===== MATERIAL FOR THE TASK =====

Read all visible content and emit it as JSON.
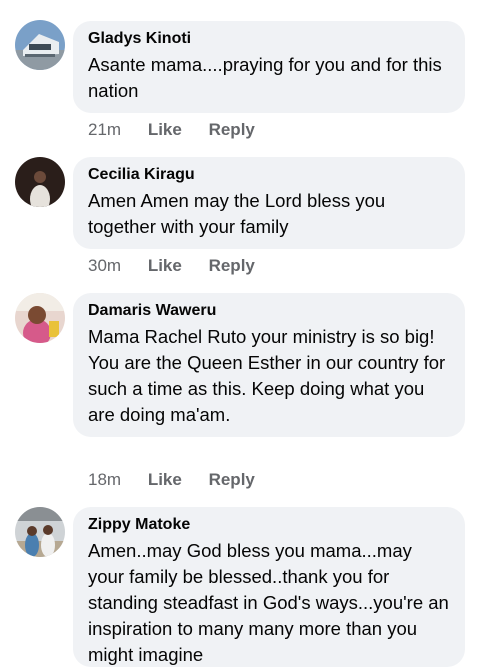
{
  "comments": [
    {
      "name": "Gladys Kinoti",
      "text": "Asante mama....praying for you and for this nation",
      "time": "21m",
      "like": "Like",
      "reply": "Reply",
      "avatar": "house-photo"
    },
    {
      "name": "Cecilia Kiragu",
      "text": "Amen Amen may the Lord bless you together with your family",
      "time": "30m",
      "like": "Like",
      "reply": "Reply",
      "avatar": "person-dark-photo"
    },
    {
      "name": "Damaris Waweru",
      "text": "Mama Rachel Ruto your ministry is so big!\nYou are the Queen Esther in our country for such a time as this. Keep doing what you are doing ma'am.",
      "time": "18m",
      "like": "Like",
      "reply": "Reply",
      "avatar": "child-photo"
    },
    {
      "name": "Zippy Matoke",
      "text": "Amen..may God bless you mama...may your family be blessed..thank you for standing steadfast in God's ways...you're an inspiration to many many more than you might imagine",
      "time": "",
      "like": "",
      "reply": "",
      "avatar": "couple-photo"
    }
  ]
}
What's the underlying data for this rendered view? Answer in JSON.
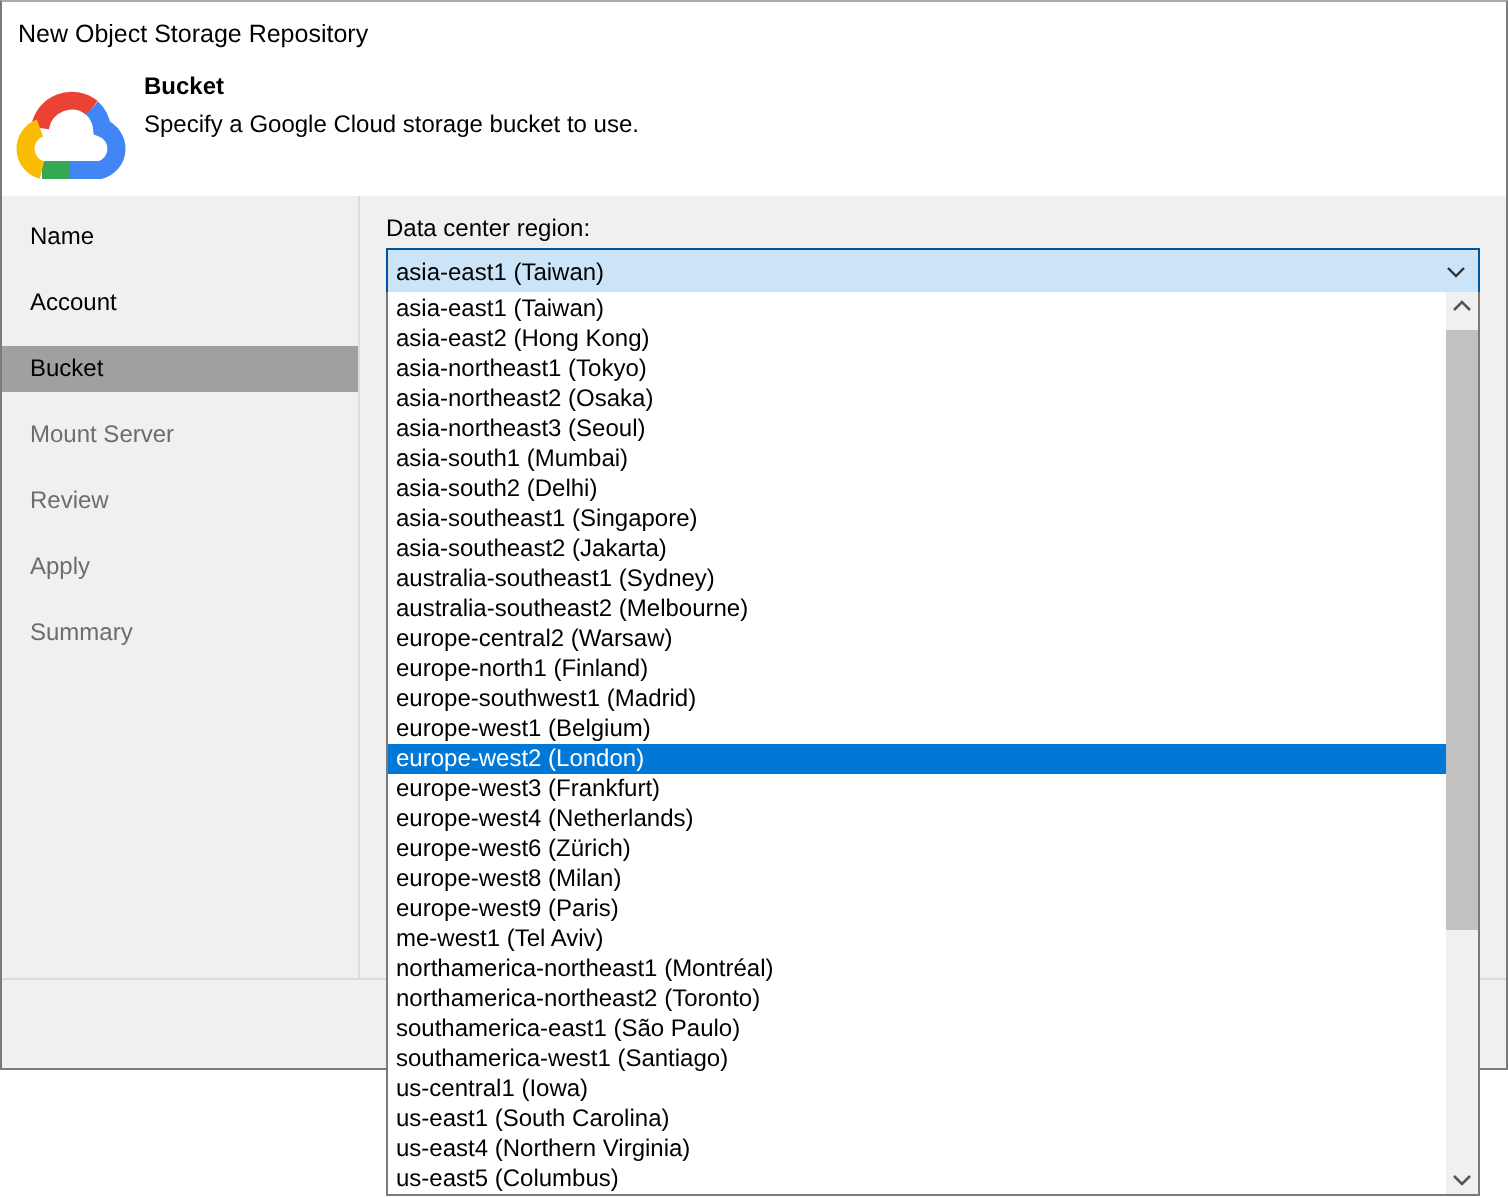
{
  "window": {
    "title": "New Object Storage Repository"
  },
  "header": {
    "title": "Bucket",
    "subtitle": "Specify a Google Cloud storage bucket to use."
  },
  "sidebar": {
    "items": [
      {
        "label": "Name",
        "selected": false,
        "enabled": true
      },
      {
        "label": "Account",
        "selected": false,
        "enabled": true
      },
      {
        "label": "Bucket",
        "selected": true,
        "enabled": true
      },
      {
        "label": "Mount Server",
        "selected": false,
        "enabled": false
      },
      {
        "label": "Review",
        "selected": false,
        "enabled": false
      },
      {
        "label": "Apply",
        "selected": false,
        "enabled": false
      },
      {
        "label": "Summary",
        "selected": false,
        "enabled": false
      }
    ]
  },
  "region": {
    "label": "Data center region:",
    "value": "asia-east1 (Taiwan)",
    "expanded": true,
    "options": [
      {
        "label": "asia-east1 (Taiwan)",
        "highlighted": false
      },
      {
        "label": "asia-east2 (Hong Kong)",
        "highlighted": false
      },
      {
        "label": "asia-northeast1 (Tokyo)",
        "highlighted": false
      },
      {
        "label": "asia-northeast2 (Osaka)",
        "highlighted": false
      },
      {
        "label": "asia-northeast3 (Seoul)",
        "highlighted": false
      },
      {
        "label": "asia-south1 (Mumbai)",
        "highlighted": false
      },
      {
        "label": "asia-south2 (Delhi)",
        "highlighted": false
      },
      {
        "label": "asia-southeast1 (Singapore)",
        "highlighted": false
      },
      {
        "label": "asia-southeast2 (Jakarta)",
        "highlighted": false
      },
      {
        "label": "australia-southeast1 (Sydney)",
        "highlighted": false
      },
      {
        "label": "australia-southeast2 (Melbourne)",
        "highlighted": false
      },
      {
        "label": "europe-central2 (Warsaw)",
        "highlighted": false
      },
      {
        "label": "europe-north1 (Finland)",
        "highlighted": false
      },
      {
        "label": "europe-southwest1 (Madrid)",
        "highlighted": false
      },
      {
        "label": "europe-west1 (Belgium)",
        "highlighted": false
      },
      {
        "label": "europe-west2 (London)",
        "highlighted": true
      },
      {
        "label": "europe-west3 (Frankfurt)",
        "highlighted": false
      },
      {
        "label": "europe-west4 (Netherlands)",
        "highlighted": false
      },
      {
        "label": "europe-west6 (Zürich)",
        "highlighted": false
      },
      {
        "label": "europe-west8 (Milan)",
        "highlighted": false
      },
      {
        "label": "europe-west9 (Paris)",
        "highlighted": false
      },
      {
        "label": "me-west1 (Tel Aviv)",
        "highlighted": false
      },
      {
        "label": "northamerica-northeast1 (Montréal)",
        "highlighted": false
      },
      {
        "label": "northamerica-northeast2 (Toronto)",
        "highlighted": false
      },
      {
        "label": "southamerica-east1 (São Paulo)",
        "highlighted": false
      },
      {
        "label": "southamerica-west1 (Santiago)",
        "highlighted": false
      },
      {
        "label": "us-central1 (Iowa)",
        "highlighted": false
      },
      {
        "label": "us-east1 (South Carolina)",
        "highlighted": false
      },
      {
        "label": "us-east4 (Northern Virginia)",
        "highlighted": false
      },
      {
        "label": "us-east5 (Columbus)",
        "highlighted": false
      }
    ]
  }
}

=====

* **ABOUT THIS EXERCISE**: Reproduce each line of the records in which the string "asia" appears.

* **ANSWER TO THIS TASK**:
    "value": "asia-east1 (Taiwan)",
        "label": "asia-east1 (Taiwan)",
        "label": "asia-east2 (Hong Kong)",
        "label": "asia-northeast1 (Tokyo)",
        "label": "asia-northeast2 (Osaka)",
        "label": "asia-northeast3 (Seoul)",
        "label": "asia-south1 (Mumbai)",
        "label": "asia-south2 (Delhi)",
        "label": "asia-southeast1 (Singapore)",
        "label": "asia-southeast2 (Jakarta)",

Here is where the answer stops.